-- Assigned task --
Your answer must be an exact copy of the data below, minus any pictures.

-- Supplied material --
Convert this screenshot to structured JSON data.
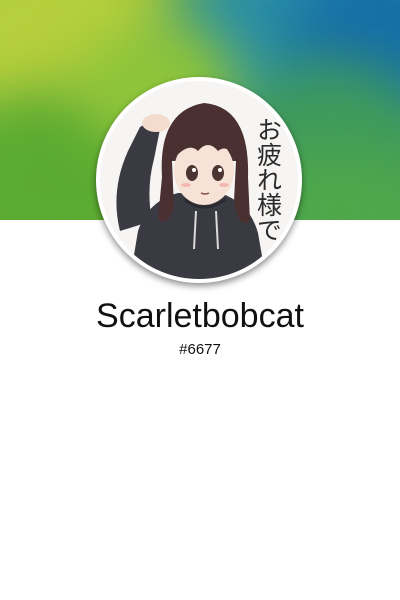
{
  "profile": {
    "username": "Scarletbobcat",
    "discriminator": "#6677",
    "avatar_text": "お疲れ様で"
  },
  "colors": {
    "banner_green": "#6fae3a",
    "banner_blue": "#166ea8",
    "text": "#111111",
    "background": "#ffffff"
  }
}
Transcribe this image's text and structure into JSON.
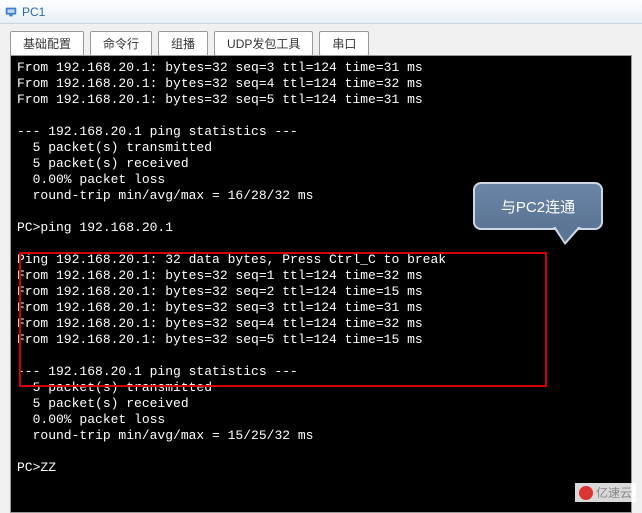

-- Solution to this exercise --
Convert this screenshot to structured JSON data.
{
  "profile": {
    "username": "Scarletbobcat",
    "discriminator": "#6677",
    "avatar_text": "お疲れ様で"
  },
  "colors": {
    "banner_green": "#6fae3a",
    "banner_blue": "#166ea8",
    "text": "#111111",
    "background": "#ffffff"
  }
}
Transcribe this image's text and structure into JSON.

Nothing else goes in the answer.